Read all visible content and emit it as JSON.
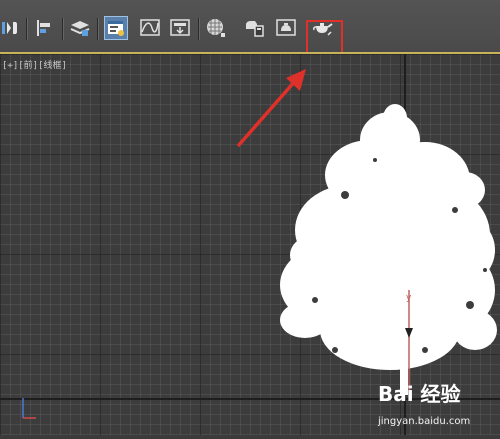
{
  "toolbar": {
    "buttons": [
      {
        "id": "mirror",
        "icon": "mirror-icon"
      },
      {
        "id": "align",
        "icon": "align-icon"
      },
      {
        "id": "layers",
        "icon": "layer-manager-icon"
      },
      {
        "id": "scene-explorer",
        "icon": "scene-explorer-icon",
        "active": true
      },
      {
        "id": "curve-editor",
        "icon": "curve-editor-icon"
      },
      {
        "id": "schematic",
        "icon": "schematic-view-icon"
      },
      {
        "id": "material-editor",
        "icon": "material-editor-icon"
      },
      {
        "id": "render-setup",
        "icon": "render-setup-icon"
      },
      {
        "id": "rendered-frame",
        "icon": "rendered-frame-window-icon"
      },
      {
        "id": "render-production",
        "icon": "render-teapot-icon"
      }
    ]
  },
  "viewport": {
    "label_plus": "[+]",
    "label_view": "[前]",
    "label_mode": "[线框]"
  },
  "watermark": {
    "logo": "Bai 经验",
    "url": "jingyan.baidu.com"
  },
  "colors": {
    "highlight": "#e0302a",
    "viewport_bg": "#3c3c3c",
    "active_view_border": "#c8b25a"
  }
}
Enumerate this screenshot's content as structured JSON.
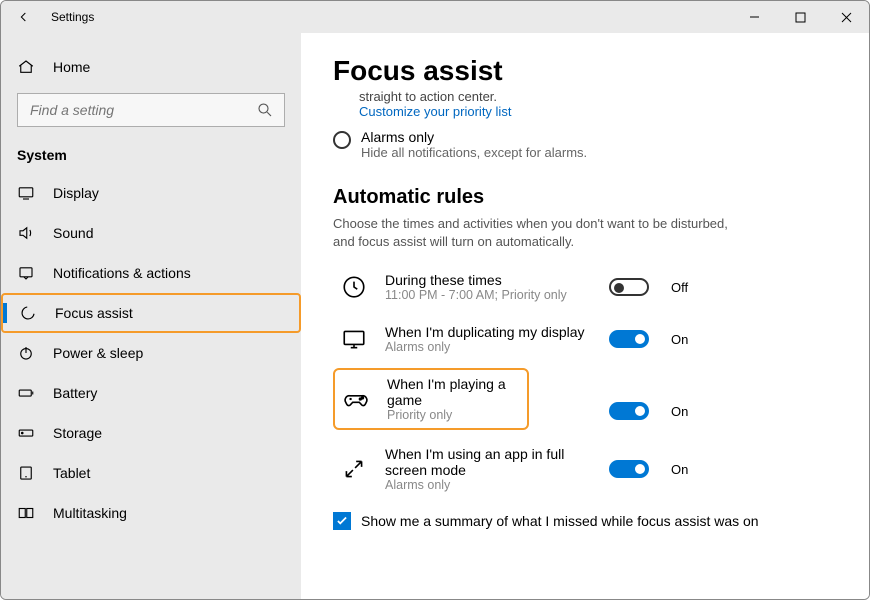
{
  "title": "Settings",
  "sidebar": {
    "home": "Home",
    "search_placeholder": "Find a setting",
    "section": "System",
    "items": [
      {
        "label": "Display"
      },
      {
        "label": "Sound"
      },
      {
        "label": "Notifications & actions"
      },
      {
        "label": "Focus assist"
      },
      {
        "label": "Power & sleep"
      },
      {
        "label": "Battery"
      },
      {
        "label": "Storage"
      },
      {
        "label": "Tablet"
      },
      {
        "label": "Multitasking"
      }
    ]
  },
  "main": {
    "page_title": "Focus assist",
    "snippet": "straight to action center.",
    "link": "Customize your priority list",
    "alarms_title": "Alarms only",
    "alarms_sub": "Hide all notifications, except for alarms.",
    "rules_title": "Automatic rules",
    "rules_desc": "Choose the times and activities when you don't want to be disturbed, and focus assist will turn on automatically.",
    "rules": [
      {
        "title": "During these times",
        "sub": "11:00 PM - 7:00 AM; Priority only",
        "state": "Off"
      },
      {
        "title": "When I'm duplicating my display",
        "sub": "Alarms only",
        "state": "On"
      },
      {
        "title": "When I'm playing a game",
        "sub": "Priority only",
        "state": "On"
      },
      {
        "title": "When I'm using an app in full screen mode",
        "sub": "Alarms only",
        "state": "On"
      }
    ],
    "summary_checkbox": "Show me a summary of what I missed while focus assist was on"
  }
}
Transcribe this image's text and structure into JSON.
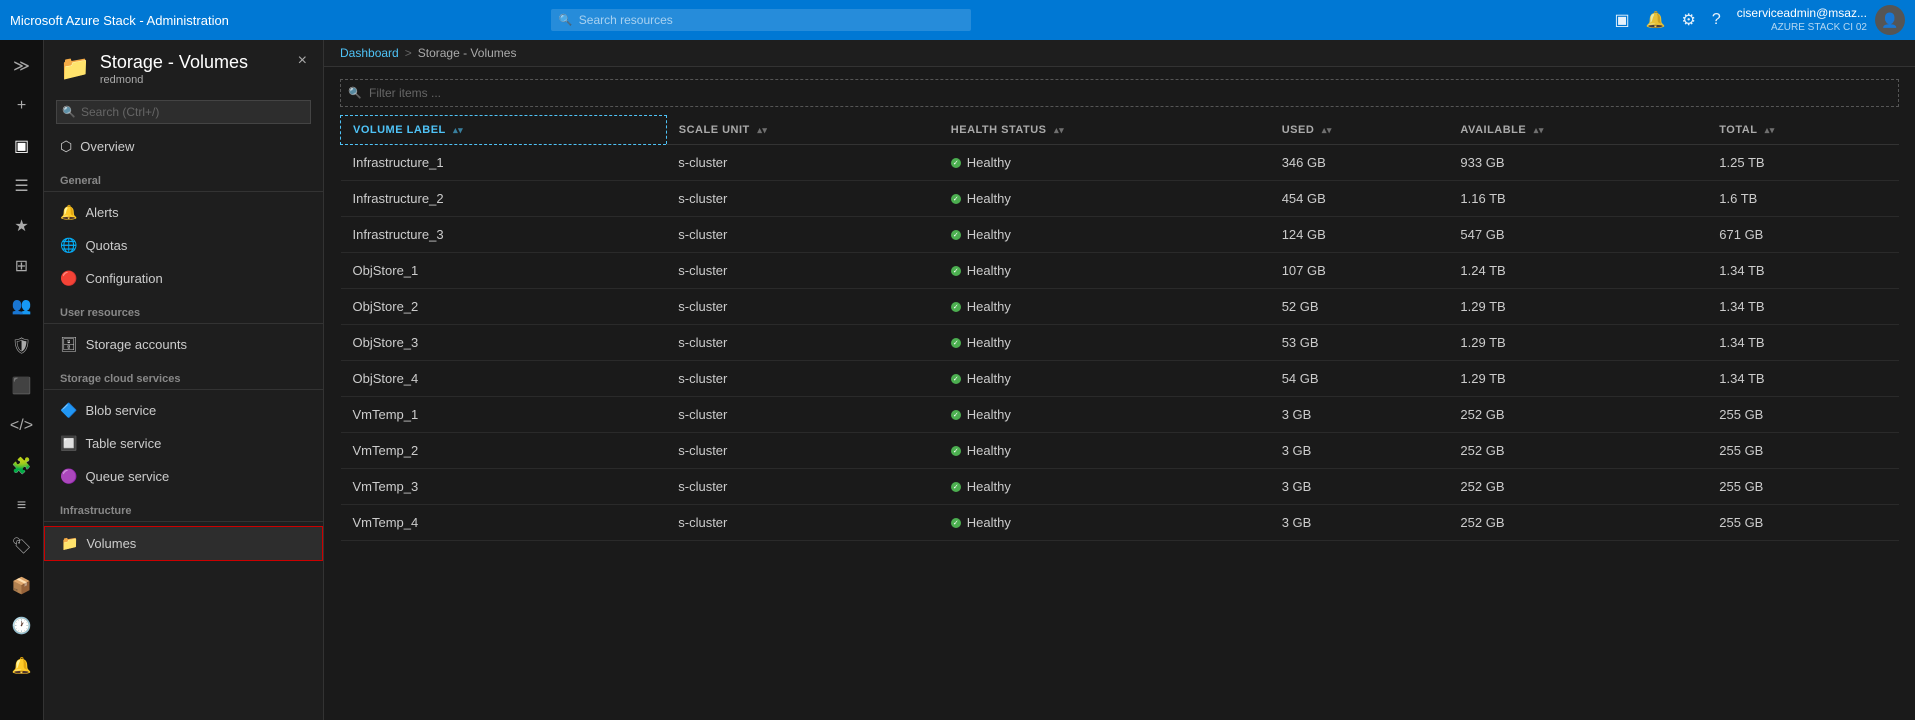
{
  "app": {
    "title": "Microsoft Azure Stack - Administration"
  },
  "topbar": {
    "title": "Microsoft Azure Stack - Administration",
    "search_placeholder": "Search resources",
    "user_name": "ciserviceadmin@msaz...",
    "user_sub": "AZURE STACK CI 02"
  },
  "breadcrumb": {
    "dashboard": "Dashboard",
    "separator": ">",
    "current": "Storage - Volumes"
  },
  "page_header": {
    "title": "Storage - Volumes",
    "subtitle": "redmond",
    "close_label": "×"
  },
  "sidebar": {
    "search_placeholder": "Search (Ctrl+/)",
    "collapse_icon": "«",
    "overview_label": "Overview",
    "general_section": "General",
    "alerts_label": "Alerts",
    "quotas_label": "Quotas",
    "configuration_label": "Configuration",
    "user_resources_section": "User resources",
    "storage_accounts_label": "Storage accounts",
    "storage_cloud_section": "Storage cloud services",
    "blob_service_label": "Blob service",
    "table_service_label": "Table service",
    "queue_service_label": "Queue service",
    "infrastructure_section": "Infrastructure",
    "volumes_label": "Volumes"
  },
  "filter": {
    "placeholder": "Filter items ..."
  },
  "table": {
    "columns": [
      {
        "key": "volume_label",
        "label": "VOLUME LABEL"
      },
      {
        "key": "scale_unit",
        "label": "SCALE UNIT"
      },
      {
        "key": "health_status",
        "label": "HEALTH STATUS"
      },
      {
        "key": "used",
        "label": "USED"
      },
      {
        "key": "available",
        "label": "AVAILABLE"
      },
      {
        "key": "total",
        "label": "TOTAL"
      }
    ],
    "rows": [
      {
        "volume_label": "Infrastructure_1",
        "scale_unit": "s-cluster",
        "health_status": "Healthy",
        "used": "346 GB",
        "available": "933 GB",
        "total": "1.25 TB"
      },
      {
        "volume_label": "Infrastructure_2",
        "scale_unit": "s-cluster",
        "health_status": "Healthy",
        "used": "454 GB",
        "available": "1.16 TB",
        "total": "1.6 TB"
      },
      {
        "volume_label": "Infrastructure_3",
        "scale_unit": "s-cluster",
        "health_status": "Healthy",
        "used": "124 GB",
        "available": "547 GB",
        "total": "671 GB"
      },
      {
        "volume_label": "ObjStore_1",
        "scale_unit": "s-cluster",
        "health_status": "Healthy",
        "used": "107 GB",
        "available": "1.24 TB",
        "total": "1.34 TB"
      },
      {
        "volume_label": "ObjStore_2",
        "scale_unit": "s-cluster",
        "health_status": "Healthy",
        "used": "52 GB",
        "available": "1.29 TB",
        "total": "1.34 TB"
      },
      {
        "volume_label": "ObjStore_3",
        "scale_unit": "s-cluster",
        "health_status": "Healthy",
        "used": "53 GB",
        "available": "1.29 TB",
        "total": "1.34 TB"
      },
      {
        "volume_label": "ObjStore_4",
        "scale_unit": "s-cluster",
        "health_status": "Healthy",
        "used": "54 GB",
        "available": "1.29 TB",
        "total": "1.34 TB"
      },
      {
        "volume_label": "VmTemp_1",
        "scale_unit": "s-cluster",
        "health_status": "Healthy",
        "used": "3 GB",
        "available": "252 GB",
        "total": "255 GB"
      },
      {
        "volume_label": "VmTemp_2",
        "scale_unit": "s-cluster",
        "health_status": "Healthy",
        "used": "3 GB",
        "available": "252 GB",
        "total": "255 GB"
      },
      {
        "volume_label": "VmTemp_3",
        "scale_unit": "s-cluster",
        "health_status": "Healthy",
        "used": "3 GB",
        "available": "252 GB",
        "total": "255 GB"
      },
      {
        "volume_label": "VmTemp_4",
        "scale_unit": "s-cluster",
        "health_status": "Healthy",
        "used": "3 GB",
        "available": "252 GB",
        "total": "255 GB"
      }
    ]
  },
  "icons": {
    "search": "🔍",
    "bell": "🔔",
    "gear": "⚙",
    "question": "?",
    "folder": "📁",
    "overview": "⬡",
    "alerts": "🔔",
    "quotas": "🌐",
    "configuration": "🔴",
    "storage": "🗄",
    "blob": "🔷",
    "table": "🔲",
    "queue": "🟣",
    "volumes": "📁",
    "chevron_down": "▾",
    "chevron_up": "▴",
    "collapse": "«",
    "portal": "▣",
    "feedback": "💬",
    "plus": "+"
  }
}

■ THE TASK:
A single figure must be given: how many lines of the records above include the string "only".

■ WRITTEN ANSWER:
5